I’m a big fan of the concept of eventually. Eventually, I’ll get my craft room organized. Eventually, I’ll teach the girl to cook. Eventually, I’ll learn to keep up with my grading so I don’t have to read student papers until I’m nauseated and angry. Eventually I’ll weed the garden an fix that fence that wobbles and replace the screen door which blew off in a windstorm at least four years ago.
Just as I finished the above paragraph, a colleague brought a poem into my office, handed it to me, and walked out. I think the point I was trying to make has been trumped, and so I present the poem for you. Meanwhile, I’m going to think about how eventually, I’m going to clean my office.
A poem by Kate Green, from the book If the World is Running Out.
Don’t Make Your Life Too Beautiful
Don’t fix the three-foot hole in the plaster
over the stairway.
Don’t sweep up the tiny specks of white
that gather in dust like stars.
Leave the hole under the fence
the dog dug in the marigolds
that never flowered.
You can look for hours at the pile
of shingles your neighbor ripped off his roof
and left to mold the green summer
with plenty of dark underneath for the beetles
and the worms to damp in.
Leave the rocks imbedded in odd places in the lawn.
And the black locust you cut down year after year–

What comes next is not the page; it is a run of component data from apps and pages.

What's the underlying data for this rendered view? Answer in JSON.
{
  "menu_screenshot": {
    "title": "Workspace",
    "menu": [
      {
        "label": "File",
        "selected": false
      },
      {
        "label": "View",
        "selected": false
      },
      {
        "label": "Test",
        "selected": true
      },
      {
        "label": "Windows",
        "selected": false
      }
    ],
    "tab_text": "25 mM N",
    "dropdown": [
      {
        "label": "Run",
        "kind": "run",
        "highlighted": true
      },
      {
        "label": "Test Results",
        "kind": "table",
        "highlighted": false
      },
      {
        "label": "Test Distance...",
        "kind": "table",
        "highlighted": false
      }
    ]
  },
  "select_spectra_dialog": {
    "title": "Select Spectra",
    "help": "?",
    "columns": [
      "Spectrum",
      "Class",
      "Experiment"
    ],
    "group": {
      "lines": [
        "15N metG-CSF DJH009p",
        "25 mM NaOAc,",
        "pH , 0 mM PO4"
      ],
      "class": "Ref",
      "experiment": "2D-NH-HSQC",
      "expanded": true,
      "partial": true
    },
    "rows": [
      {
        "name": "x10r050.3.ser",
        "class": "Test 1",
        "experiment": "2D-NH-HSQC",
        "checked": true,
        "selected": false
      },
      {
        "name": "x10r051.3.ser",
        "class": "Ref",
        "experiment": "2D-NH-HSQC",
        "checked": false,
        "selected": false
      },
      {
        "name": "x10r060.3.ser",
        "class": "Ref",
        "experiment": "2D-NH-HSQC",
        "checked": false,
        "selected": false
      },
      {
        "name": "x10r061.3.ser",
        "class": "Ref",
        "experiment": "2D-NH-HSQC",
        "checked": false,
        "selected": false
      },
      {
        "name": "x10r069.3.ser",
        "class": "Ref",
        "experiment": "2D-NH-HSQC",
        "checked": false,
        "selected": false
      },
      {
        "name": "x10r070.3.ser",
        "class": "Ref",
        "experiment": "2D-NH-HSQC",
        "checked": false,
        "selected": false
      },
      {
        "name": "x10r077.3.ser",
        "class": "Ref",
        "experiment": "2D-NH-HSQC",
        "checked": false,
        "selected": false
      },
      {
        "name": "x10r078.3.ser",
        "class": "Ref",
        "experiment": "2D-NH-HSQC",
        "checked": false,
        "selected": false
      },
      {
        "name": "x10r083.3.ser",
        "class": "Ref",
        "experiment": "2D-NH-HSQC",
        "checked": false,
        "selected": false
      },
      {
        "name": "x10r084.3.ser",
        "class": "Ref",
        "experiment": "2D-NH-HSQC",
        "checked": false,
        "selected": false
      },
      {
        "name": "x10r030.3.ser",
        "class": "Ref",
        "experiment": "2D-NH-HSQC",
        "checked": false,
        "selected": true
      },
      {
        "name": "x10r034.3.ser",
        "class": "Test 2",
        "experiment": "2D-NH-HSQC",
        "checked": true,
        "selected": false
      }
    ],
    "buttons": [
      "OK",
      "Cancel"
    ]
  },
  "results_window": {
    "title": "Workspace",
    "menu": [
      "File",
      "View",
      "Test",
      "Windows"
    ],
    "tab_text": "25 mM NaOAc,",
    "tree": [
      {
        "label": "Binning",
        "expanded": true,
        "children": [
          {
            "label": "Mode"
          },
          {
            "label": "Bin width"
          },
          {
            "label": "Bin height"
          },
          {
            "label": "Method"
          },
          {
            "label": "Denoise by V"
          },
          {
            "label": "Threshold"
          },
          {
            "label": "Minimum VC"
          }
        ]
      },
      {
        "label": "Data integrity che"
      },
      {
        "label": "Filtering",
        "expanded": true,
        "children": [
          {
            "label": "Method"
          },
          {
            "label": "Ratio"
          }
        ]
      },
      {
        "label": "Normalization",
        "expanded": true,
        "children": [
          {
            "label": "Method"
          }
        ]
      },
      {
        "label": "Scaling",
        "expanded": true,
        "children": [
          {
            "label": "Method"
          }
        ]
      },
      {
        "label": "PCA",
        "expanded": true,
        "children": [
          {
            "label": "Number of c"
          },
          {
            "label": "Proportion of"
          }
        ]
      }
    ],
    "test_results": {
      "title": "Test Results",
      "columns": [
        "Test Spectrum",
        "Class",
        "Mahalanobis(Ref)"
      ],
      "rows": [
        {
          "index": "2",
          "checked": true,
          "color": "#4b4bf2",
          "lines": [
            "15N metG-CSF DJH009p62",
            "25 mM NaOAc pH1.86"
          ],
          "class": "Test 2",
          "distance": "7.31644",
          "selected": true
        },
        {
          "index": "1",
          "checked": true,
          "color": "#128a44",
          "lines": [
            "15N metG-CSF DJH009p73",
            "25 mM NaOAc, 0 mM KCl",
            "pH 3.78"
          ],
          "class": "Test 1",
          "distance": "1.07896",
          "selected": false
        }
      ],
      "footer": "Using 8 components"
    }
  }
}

you can let it become a tree after all,
towering thorns over the lilies and the peonies.
Look out the cracked window–
that broccoli just kept blooming
until the ice came down
and made us bend over our hands
in search of something we held and lost.
Leave it all exatly as it is.
There are heartaches enough to live for.
Leave the old worn boots stacked in the hall,
the rotten mattress in the flagstone basement.
Live out your ecstasy on earth
amid the flaking patio stones,
the boarded up back door
and the rusty car.